Company and American Stores Inc. must sell 144 stores, none in Oregon

— The Associated Press

WASHINGTON -- The government gave its blessing Tuesday to a merger of Albertson's Inc. and American Stores Co. that will create the second-largest supermarket chain in the nation.

To settle antitrust concerns about overlapping markets resulting from the $12 billion deal, the two companies agreed to sell stores in the largest retail divestiture in the Federal Trade Commission's history. Under the proposed order, the two companies will be forced to sell 144 supermarkets and five planned sites.

Antitrust regulators had contended the deal would substantially reduce competition in California, Nevada and New Mexico. Attorneys general from the three states helped reach the agreement and filed consent decrees in their own federal courts.

The merger won't force Albertson's to sell any of its stores in Oregon or affect projects already underway to build stores in Medford and Central Point.

Those plans will continue, Albertson's spokeswoman Jenny Enochson said.

Albertson's, of Boise, Idaho, operates in the Midwest, West and Southern states. The Salt Lake City-based American Stores is spread across the country from Boston to California, but most of its stores are in California and Texas. The deal gives the companies a presence in 38 states and expected revenues of more than $36 billion.

Shareholders of both grocery stores approved the merger in November. It would create the nation's second largest supermarket chain after Cincinnati-based Kroger Co. Kroger merged with Oregon-based Fred Meyer earlier this year.

William J. Baer, director of the FTC's Bureau of Competition, said the agreement will ensure that consumers in those states will continue to receive the benefits of competition -- lower prices and good quality and selection -- from supermarkets in their communities.

Albertson's said it plans to complete its acquisition of American today, but acknowledged that the divestitures were greater than they had anticipated. Analysts had predicted the companies would have to sell off between 50 and 100 stores.

We clearly didn't think it was going to be quite this many, said Albertson's Vice President Mike Read. But the board of directors and the company have elected to move forward. We still think it's a tremendous deal.

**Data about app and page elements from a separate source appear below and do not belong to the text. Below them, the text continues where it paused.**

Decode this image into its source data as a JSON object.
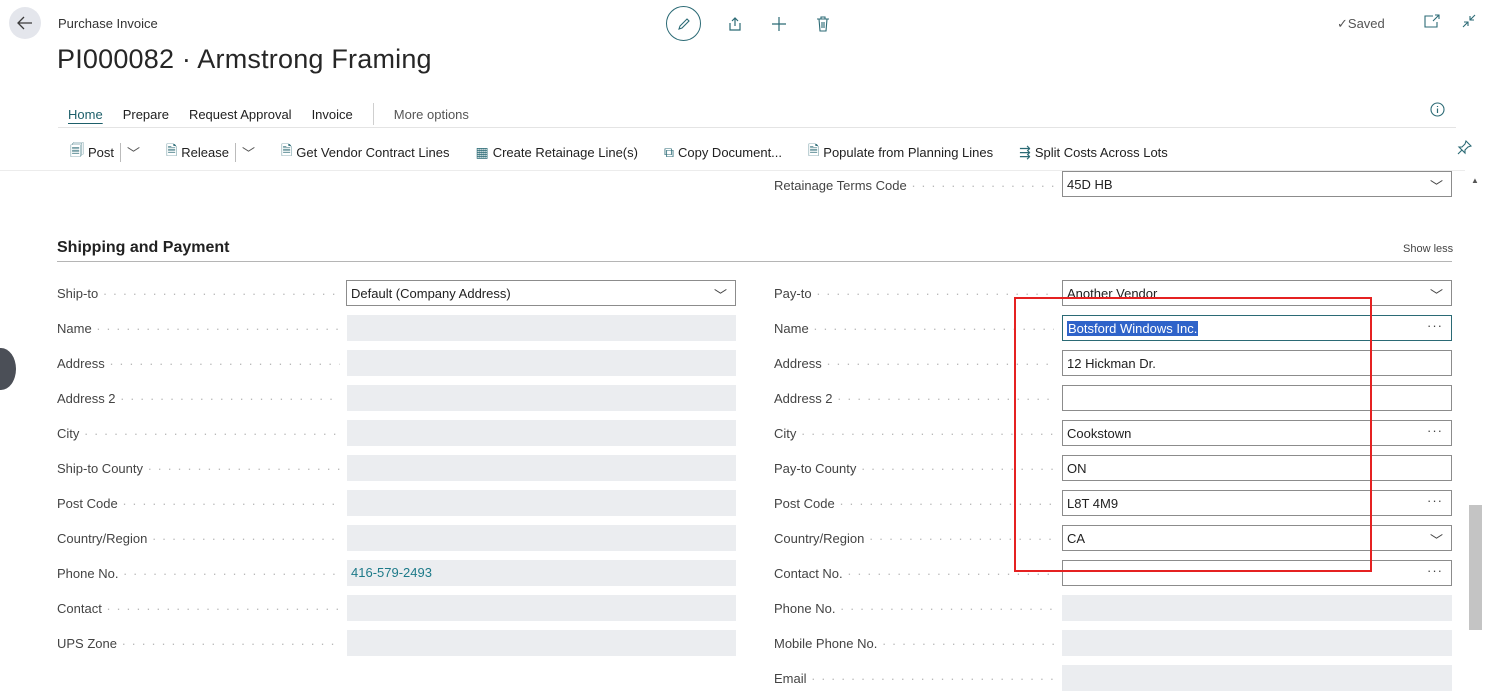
{
  "header": {
    "breadcrumb": "Purchase Invoice",
    "title": "PI000082 · Armstrong Framing",
    "saved": "✓Saved"
  },
  "nav": {
    "tabs": [
      "Home",
      "Prepare",
      "Request Approval",
      "Invoice"
    ],
    "more": "More options"
  },
  "toolbar": {
    "post": "Post",
    "release": "Release",
    "get_vendor": "Get Vendor Contract Lines",
    "create_retainage": "Create Retainage Line(s)",
    "copy_document": "Copy Document...",
    "populate": "Populate from Planning Lines",
    "split_costs": "Split Costs Across Lots"
  },
  "retainage": {
    "label": "Retainage Terms Code",
    "value": "45D HB"
  },
  "section": {
    "title": "Shipping and Payment",
    "show_less": "Show less"
  },
  "ship": {
    "ship_to_label": "Ship-to",
    "ship_to_value": "Default (Company Address)",
    "name_label": "Name",
    "address_label": "Address",
    "address2_label": "Address 2",
    "city_label": "City",
    "county_label": "Ship-to County",
    "post_code_label": "Post Code",
    "country_label": "Country/Region",
    "phone_label": "Phone No.",
    "phone_value": "416-579-2493",
    "contact_label": "Contact",
    "ups_label": "UPS Zone"
  },
  "pay": {
    "pay_to_label": "Pay-to",
    "pay_to_value": "Another Vendor",
    "name_label": "Name",
    "name_value": "Botsford Windows Inc.",
    "address_label": "Address",
    "address_value": "12 Hickman Dr.",
    "address2_label": "Address 2",
    "address2_value": "",
    "city_label": "City",
    "city_value": "Cookstown",
    "county_label": "Pay-to County",
    "county_value": "ON",
    "post_code_label": "Post Code",
    "post_code_value": "L8T 4M9",
    "country_label": "Country/Region",
    "country_value": "CA",
    "contact_label": "Contact No.",
    "contact_value": "",
    "phone_label": "Phone No.",
    "mobile_label": "Mobile Phone No.",
    "email_label": "Email"
  },
  "icons": {
    "back": "arrow-left-icon",
    "edit": "pencil-icon",
    "share": "share-icon",
    "add": "plus-icon",
    "delete": "trash-icon",
    "open_new": "open-new-window-icon",
    "collapse": "collapse-icon",
    "info": "info-icon",
    "pin": "pin-icon"
  },
  "colors": {
    "accent": "#2b6a75",
    "highlight_border": "#e52121",
    "selection": "#2f63c9"
  }
}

The company also said the cost-savings from running the two operations together will be greater than the $300 million it initially expected to reach within three years.

It's larger than expected, no question, said Mike Shea, an analyst with D.A. Davidson & Co. in Portland, Ore., of the divestitures. But he added, I think it's a great deal long-term for Albertson's.